21 April 2019


University fees protests force closure of two NWU campuses


Nthusang Lefafa


23 September 2016

North West University (NWU) has closed its Mahikeng and Vaal Triangle campuses amid fresh anti-fees protests this week.

Monday's announcement by Minister of Higher Education and Training, Blade Nzimande, that institutions of higher learning were free to increase 2017 fees - as long as the increment does not go beyond 8% - saw university students starting protest action again. NWU Mahikeng and Vaal Triangle campuses were also affected, resulting in university management deciding to shut them down temporarily to restore calm.

In a statement on Thursday, the university blamed the escalation in protest action, sometimes violent, for its decision, saying that lessons at the Mahikeng Campus would resume after the short recess break on 10 October.

"We took the decision to close the campus because we could not guarantee the safety of both the management and the students," NWU Mahikeng campus spokesperson, Koos Degenaar, told Semphete.

"Staff will proceed with their duties and activities from outside the campus until informed otherwise, and academics were urged to continue their communication with students by providing their teaching and learning material on the eFundi platform. Students staying in residences were encouraged to leave the campus for their own safety," the university management said.

The Vaal Triangle Campus will re-open on 26 September and will then close again for the scheduled recess. All activities on the campus have been suspended for the period in question, but residences will remain open.

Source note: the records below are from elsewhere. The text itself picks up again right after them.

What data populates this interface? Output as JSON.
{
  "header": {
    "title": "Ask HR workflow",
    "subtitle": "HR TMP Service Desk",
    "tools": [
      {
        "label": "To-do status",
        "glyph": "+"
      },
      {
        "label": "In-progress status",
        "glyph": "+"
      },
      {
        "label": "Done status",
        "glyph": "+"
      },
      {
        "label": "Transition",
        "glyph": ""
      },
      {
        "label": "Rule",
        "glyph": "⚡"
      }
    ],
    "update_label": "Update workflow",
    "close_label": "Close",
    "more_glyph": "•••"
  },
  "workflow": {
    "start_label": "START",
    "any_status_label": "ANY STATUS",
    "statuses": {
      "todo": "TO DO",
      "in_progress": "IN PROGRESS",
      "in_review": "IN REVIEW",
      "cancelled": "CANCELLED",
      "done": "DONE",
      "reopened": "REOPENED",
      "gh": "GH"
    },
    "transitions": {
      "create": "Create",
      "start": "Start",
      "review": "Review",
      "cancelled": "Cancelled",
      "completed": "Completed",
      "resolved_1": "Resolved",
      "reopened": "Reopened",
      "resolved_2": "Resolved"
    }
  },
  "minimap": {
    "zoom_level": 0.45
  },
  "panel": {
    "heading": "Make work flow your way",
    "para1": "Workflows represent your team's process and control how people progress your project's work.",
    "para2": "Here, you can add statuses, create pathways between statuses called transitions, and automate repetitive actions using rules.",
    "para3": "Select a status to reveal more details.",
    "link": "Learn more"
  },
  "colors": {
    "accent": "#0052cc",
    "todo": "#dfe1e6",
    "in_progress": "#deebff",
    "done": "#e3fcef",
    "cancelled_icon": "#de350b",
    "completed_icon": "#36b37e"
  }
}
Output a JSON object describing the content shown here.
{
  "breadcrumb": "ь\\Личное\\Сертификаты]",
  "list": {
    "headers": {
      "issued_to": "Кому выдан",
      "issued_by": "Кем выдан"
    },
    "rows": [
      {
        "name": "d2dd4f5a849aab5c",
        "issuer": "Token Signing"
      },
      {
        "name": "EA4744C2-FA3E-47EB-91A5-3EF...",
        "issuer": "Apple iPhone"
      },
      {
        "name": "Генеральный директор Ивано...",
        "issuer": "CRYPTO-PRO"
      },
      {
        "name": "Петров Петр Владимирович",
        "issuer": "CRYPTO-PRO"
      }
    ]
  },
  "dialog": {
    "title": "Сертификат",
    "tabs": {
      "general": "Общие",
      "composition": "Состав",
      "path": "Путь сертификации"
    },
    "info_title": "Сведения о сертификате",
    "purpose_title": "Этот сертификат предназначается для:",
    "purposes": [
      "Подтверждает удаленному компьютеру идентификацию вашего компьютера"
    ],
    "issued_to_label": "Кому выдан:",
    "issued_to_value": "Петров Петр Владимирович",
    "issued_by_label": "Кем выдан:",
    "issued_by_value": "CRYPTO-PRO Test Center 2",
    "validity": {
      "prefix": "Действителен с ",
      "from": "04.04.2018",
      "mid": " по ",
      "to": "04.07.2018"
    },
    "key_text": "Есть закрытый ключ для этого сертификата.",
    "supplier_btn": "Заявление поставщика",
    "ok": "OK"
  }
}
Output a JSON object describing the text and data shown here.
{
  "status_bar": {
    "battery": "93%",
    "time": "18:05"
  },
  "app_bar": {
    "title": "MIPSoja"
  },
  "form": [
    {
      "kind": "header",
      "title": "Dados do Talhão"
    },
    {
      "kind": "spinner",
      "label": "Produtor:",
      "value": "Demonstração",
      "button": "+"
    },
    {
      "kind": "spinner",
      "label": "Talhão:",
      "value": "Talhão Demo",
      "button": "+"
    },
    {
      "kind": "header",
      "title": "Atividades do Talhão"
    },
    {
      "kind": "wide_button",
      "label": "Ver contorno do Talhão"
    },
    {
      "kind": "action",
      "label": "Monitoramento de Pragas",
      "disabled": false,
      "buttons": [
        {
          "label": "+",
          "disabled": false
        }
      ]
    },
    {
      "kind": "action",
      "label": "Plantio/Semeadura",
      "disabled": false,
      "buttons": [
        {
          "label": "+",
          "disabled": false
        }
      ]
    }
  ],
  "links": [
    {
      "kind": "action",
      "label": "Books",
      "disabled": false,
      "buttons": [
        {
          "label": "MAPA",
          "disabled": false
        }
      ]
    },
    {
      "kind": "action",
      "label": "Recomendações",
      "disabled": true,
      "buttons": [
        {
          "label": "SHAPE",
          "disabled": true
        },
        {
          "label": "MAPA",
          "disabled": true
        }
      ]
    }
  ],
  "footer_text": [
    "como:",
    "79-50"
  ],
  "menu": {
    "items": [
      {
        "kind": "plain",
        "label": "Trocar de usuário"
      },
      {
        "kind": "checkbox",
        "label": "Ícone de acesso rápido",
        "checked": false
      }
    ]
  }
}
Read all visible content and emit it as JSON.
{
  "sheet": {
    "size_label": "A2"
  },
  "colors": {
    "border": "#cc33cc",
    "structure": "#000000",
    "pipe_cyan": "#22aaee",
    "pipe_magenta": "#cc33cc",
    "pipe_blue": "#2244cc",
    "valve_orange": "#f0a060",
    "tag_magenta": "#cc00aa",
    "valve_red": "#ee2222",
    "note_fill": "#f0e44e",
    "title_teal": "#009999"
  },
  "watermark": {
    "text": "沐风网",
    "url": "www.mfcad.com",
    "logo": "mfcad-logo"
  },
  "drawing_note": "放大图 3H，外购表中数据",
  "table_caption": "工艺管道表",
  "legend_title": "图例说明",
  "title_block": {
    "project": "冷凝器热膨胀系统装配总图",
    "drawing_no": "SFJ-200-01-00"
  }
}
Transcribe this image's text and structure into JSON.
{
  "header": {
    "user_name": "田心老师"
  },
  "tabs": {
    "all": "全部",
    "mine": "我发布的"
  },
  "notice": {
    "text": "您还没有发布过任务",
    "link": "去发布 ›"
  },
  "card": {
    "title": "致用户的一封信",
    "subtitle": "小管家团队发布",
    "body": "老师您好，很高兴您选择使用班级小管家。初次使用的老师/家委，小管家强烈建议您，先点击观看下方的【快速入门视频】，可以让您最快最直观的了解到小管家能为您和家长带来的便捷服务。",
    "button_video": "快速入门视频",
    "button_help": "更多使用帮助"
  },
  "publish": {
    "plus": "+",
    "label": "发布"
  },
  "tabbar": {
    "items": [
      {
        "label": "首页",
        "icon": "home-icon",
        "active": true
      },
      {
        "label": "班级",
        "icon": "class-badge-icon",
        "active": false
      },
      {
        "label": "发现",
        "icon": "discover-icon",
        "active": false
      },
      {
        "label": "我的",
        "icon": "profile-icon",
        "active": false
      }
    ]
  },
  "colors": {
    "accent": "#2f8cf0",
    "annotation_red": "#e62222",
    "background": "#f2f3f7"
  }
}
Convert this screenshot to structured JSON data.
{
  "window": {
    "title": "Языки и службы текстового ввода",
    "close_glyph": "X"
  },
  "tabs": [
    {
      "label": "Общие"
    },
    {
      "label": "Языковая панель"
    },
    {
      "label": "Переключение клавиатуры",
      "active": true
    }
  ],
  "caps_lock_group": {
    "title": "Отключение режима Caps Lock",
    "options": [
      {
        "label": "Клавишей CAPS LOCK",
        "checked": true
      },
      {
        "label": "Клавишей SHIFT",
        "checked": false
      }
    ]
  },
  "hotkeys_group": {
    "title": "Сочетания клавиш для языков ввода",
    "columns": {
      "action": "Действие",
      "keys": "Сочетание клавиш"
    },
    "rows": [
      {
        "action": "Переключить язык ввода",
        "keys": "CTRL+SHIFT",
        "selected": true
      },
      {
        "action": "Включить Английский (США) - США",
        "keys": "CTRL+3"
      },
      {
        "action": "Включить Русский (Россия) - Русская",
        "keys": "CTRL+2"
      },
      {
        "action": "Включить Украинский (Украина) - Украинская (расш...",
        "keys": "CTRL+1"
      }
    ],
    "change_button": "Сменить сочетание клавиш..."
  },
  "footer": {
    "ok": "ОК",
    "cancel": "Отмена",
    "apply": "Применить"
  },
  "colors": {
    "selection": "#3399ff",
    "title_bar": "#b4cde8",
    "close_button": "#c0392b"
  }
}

It's business as usual at the Potchefstroom Campus because no protest related incidents have been reported so far. While not mentioning any organization by name, university management has blamed the violent protests on "political agendas from certain student formations".

Degenaar warned that if the protests continued even after the temporary closure, the campus might be forced to close for the rest of the year.

Apart from minor damages caused to security cameras at the main entrance, no other university property was damaged this week.

The university told Semphete it would continue to engage the Student Representative Council (SRC) with the hope that an amicable solution is found.

Disruptions at the Mahikeng campus began following a meeting among the students after Minister Nzimande's fee increment announcement.

"On Tuesday morning at about 10h00am the students called a mass meeting in the Great Hall on campus where it is assumed that they discussed the announcement by the Minister on the fee increase. After that they started to disrupt classes and also intimidated staff who were in their offices.

"A group of students also went to the main gate where they pushed a container belonging to a vendor into the middle of the road outside of campus and set it alight. The students then blocked entry into the campus and burnt tyres," Degenaar said.

Student leader, Rebaone Raymond Pudi, said several issues like outstanding fee balances, which give students problems when they want to register, were not addressed in Minister Nzimande's statement.

NWU Vice Chancellor, Professor Dan Kgwadi, said the management would meet the university council to discuss the way forward regarding fees increase.
"After the announcement made by minister of higher education, Dr Blade Nzimande, we are now in a position to go and finalise our budget proposal to council and take it from there," Kgwadi said.

But Mahikeng campus SRC said they would not accept any fee increment. SRC president for this campus, Dikago Pule, said: "We reject any talks of fees increment. We will never budge in our move and we are defiant. We will meet with our students and take it from there.
"Even though we embrace the need for education to achieve sustainability, only limited progress has been made on any level. This lack of progress stems from many sources. Lack of vision or awareness from both universities and government has impeded progress. We have many students who come from poor backgrounds and they continue to drop out of universities because of pricey education," Pule said.